Henry Phipps (a businessman who belonged to the South Fork Fishing and Hunting Club whose dam caused the Johnstown Flood of 1889) had Phipps Conservatory and Botanical Gardens in Pittsburgh erected in 1892 – 1893. The conservatory lists this history on its website. (The Phipps Conservatory website does NOT include that part about the Johnstown Flood.)

During one of my visits to Phipps Conservatory, I learned through an exhibit that representatives from the conservatory travelled from Pittsburgh to Chicago in order to acquire the plants that were exhibited at the 1893 World’s Fair. The Phipps representatives purchased these plants (they outbid several other parties), then had the plants shipped by train from Chicago to Pittsburgh. These plants from the 1893 World’s Fair became Phipps Conservatory’s opening exhibit in 1893.

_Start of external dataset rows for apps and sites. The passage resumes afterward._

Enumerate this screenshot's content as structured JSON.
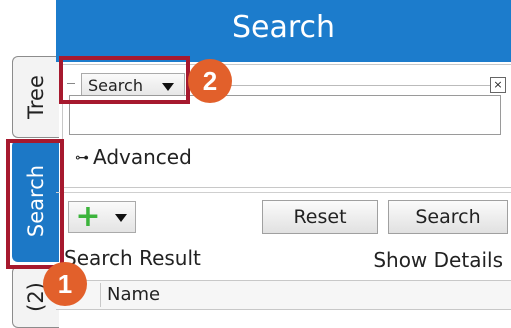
{
  "header": {
    "title": "Search"
  },
  "tabs": [
    {
      "label": "Tree"
    },
    {
      "label": "Search"
    },
    {
      "label": "(2)"
    }
  ],
  "search_panel": {
    "mode_select": "Search",
    "close_glyph": "×",
    "query_value": "",
    "advanced_label": "Advanced"
  },
  "toolbar": {
    "reset_label": "Reset",
    "search_label": "Search"
  },
  "results": {
    "title": "Search Result",
    "show_details_label": "Show Details",
    "columns": [
      "Name"
    ]
  },
  "callouts": [
    {
      "number": "1"
    },
    {
      "number": "2"
    }
  ],
  "colors": {
    "accent": "#1c7ccc",
    "callout": "#a6192e",
    "badge": "#e2602b"
  }
}
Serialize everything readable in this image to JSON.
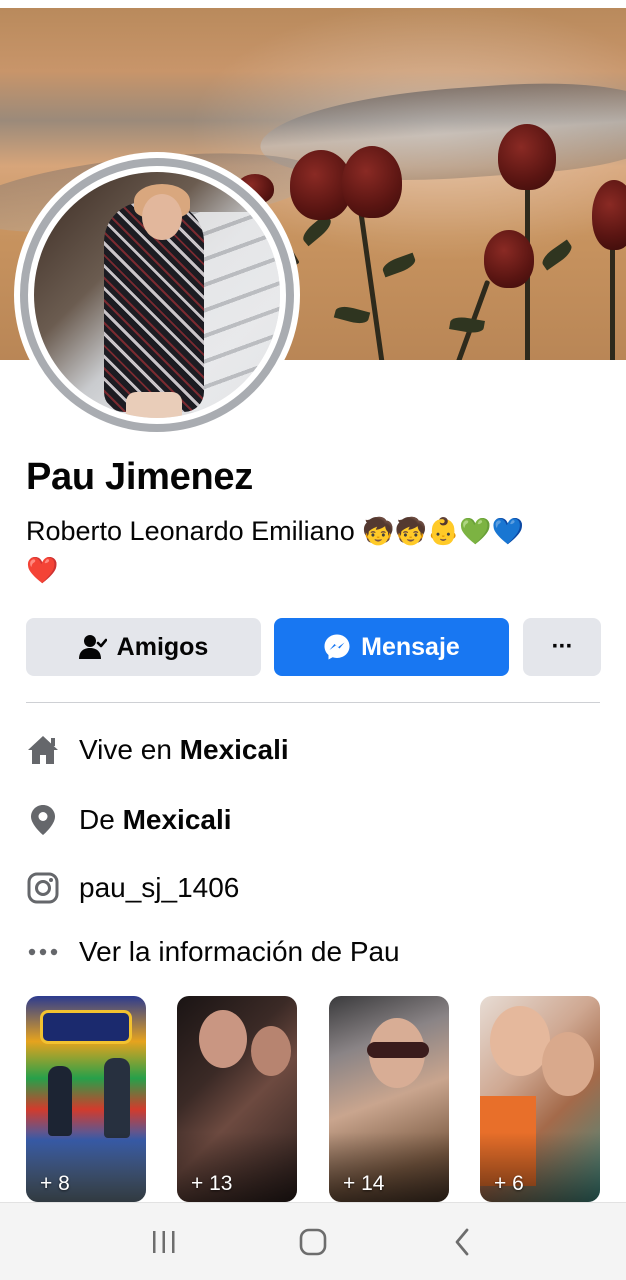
{
  "profile": {
    "name": "Pau Jimenez",
    "bio_text": "Roberto Leonardo Emiliano",
    "bio_emojis": "🧒🧒👶💚💙",
    "bio_emoji_line2": "❤️"
  },
  "actions": {
    "friends_label": "Amigos",
    "message_label": "Mensaje",
    "more_label": "···"
  },
  "info": {
    "lives_prefix": "Vive en ",
    "lives_city": "Mexicali",
    "from_prefix": "De ",
    "from_city": "Mexicali",
    "instagram": "pau_sj_1406",
    "see_more": "Ver la información de Pau"
  },
  "highlights": [
    {
      "count": "+ 8"
    },
    {
      "count": "+ 13"
    },
    {
      "count": "+ 14"
    },
    {
      "count": "+ 6"
    }
  ],
  "icons": {
    "friends": "person-check-icon",
    "message": "messenger-icon",
    "more": "more-horizontal-icon",
    "home": "home-icon",
    "location": "location-pin-icon",
    "instagram": "instagram-icon",
    "dots": "more-dots-icon",
    "nav_recents": "recents-icon",
    "nav_home": "home-circle-icon",
    "nav_back": "back-chevron-icon"
  },
  "colors": {
    "accent": "#1877f2",
    "button_gray": "#e4e6eb",
    "avatar_ring": "#a9acb1"
  }
}
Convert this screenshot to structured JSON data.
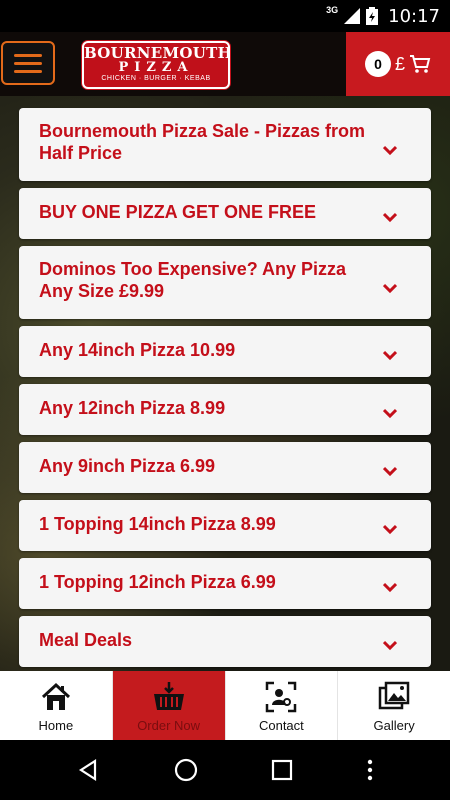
{
  "status_bar": {
    "network": "3G",
    "time": "10:17"
  },
  "header": {
    "logo": {
      "line1": "BOURNEMOUTH",
      "line2": "PIZZA",
      "line3": "CHICKEN · BURGER · KEBAB"
    },
    "cart": {
      "count": "0",
      "currency": "£"
    }
  },
  "menu_items": [
    {
      "label": "Bournemouth Pizza Sale - Pizzas from Half Price"
    },
    {
      "label": "BUY ONE PIZZA GET ONE FREE"
    },
    {
      "label": "Dominos Too Expensive? Any Pizza Any Size £9.99"
    },
    {
      "label": "Any 14inch Pizza 10.99"
    },
    {
      "label": "Any 12inch Pizza 8.99"
    },
    {
      "label": "Any 9inch Pizza 6.99"
    },
    {
      "label": "1 Topping 14inch Pizza 8.99"
    },
    {
      "label": "1 Topping 12inch Pizza 6.99"
    },
    {
      "label": "Meal Deals"
    }
  ],
  "bottom_nav": {
    "home": "Home",
    "order_now": "Order Now",
    "contact": "Contact",
    "gallery": "Gallery"
  },
  "colors": {
    "accent": "#c40f1a",
    "menu_orange": "#e36a1a"
  }
}
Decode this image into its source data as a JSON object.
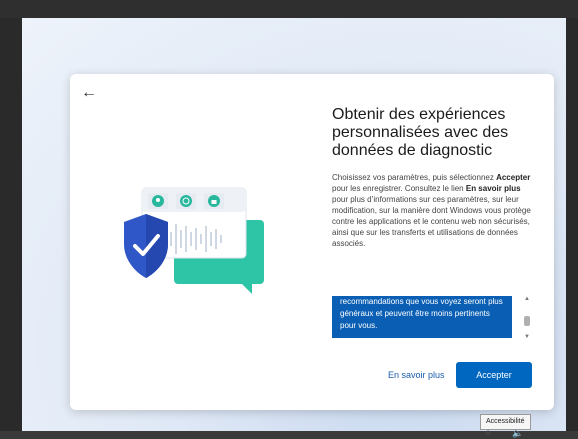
{
  "dialog": {
    "back_icon": "arrow-left-icon",
    "title": "Obtenir des expériences personnalisées avec des données de diagnostic",
    "body_part1": "Choisissez vos paramètres, puis sélectionnez ",
    "body_accept": "Accepter",
    "body_part2": " pour les enregistrer. Consultez le lien ",
    "body_link": "En savoir plus",
    "body_part3": " pour plus d’informations sur ces paramètres, sur leur modification, sur la manière dont Windows vous protège contre les applications et le contenu web non sécurisés, ainsi que sur les transferts et utilisations de données associés.",
    "scroll_text": "recommandations que vous voyez seront plus généraux et peuvent être moins pertinents pour vous.",
    "learn_more": "En savoir plus",
    "accept_button": "Accepter"
  },
  "taskbar": {
    "tooltip": "Accessibilité",
    "accessibility_icon": "accessibility-icon",
    "volume_icon": "speaker-icon"
  },
  "colors": {
    "accent": "#0067c0",
    "highlight": "#0a5fb4",
    "shield": "#2f57c7",
    "teal": "#2ec4a6"
  }
}
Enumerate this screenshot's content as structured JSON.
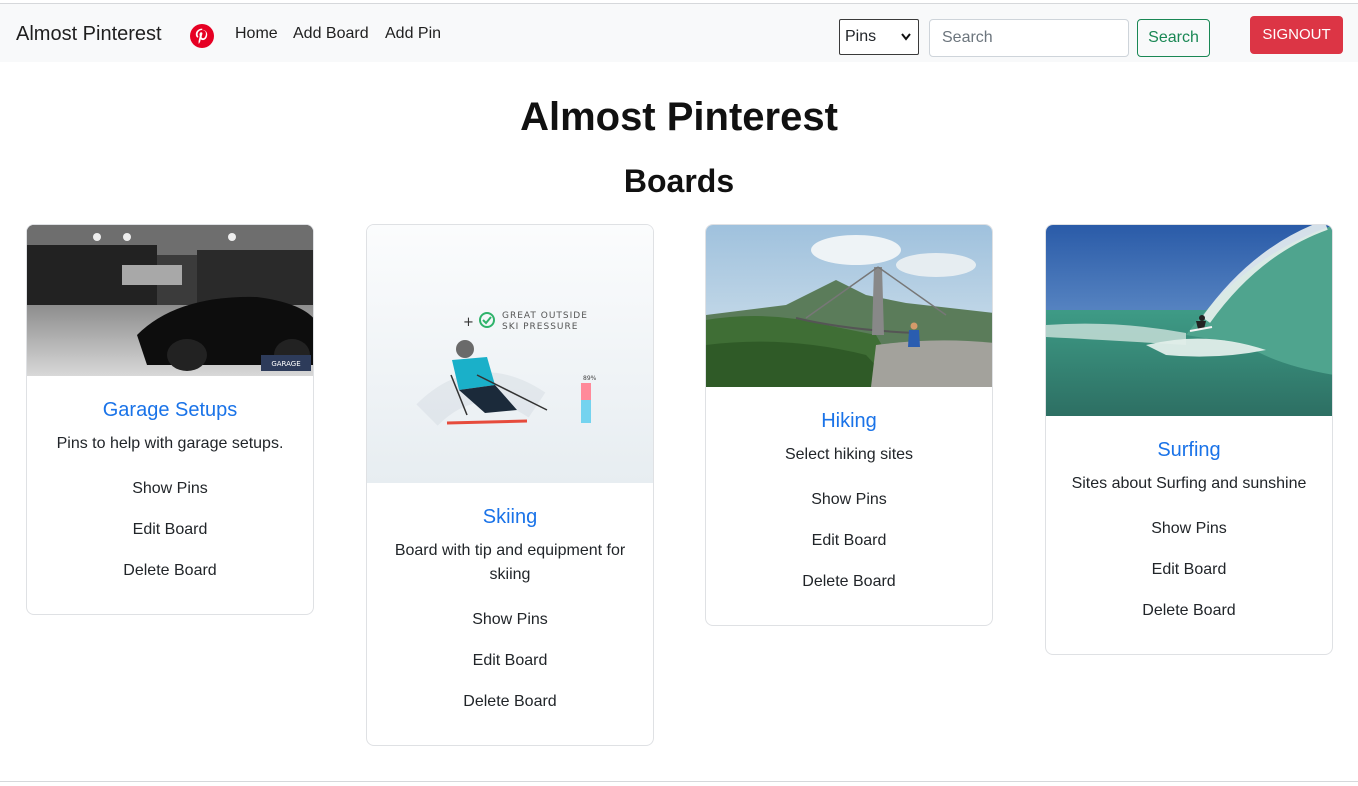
{
  "navbar": {
    "brand": "Almost Pinterest",
    "logo_icon": "pinterest-logo-icon",
    "links": [
      "Home",
      "Add Board",
      "Add Pin"
    ],
    "select_value": "Pins",
    "search_placeholder": "Search",
    "search_button": "Search",
    "signout_button": "SIGNOUT"
  },
  "main": {
    "title": "Almost Pinterest",
    "section": "Boards"
  },
  "boards": [
    {
      "title": "Garage Setups",
      "description": "Pins to help with garage setups.",
      "show": "Show Pins",
      "edit": "Edit Board",
      "delete": "Delete Board",
      "image_caption": "GARAGE"
    },
    {
      "title": "Skiing",
      "description": "Board with tip and equipment for skiing",
      "show": "Show Pins",
      "edit": "Edit Board",
      "delete": "Delete Board",
      "image_line1": "GREAT OUTSIDE",
      "image_line2": "SKI PRESSURE",
      "image_percent": "89%"
    },
    {
      "title": "Hiking",
      "description": "Select hiking sites",
      "show": "Show Pins",
      "edit": "Edit Board",
      "delete": "Delete Board"
    },
    {
      "title": "Surfing",
      "description": "Sites about Surfing and sunshine",
      "show": "Show Pins",
      "edit": "Edit Board",
      "delete": "Delete Board"
    }
  ],
  "colors": {
    "accent": "#1a73e8",
    "danger": "#dc3545",
    "success": "#198754",
    "navbar_bg": "#f8f9fa"
  }
}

So, maybe the original plants at Phipps Conservatory in Pittsburgh were originally viewed – possibly even enjoyed – by the serial killer H.H. Holmes. Maybe H.H. Holmes lured one or more of his victims among these plants. Maybe H.H. Holmes attempted to prey on the people who travelled from Pittsburgh to Chicago, looking for Phipps Conservatory’s first flowers. Maybe these plants are the ancestors of plants that I now enjoy when I visit Phipps.

You see, Erik Larson, I too can speculate about H.H. Holmes and his activities at the 1893 World’s Fair in Chicago.

Here’s my call to action: If you enjoy (or hate read) my blog, please share it with others would would also enjoy (or hate read) it.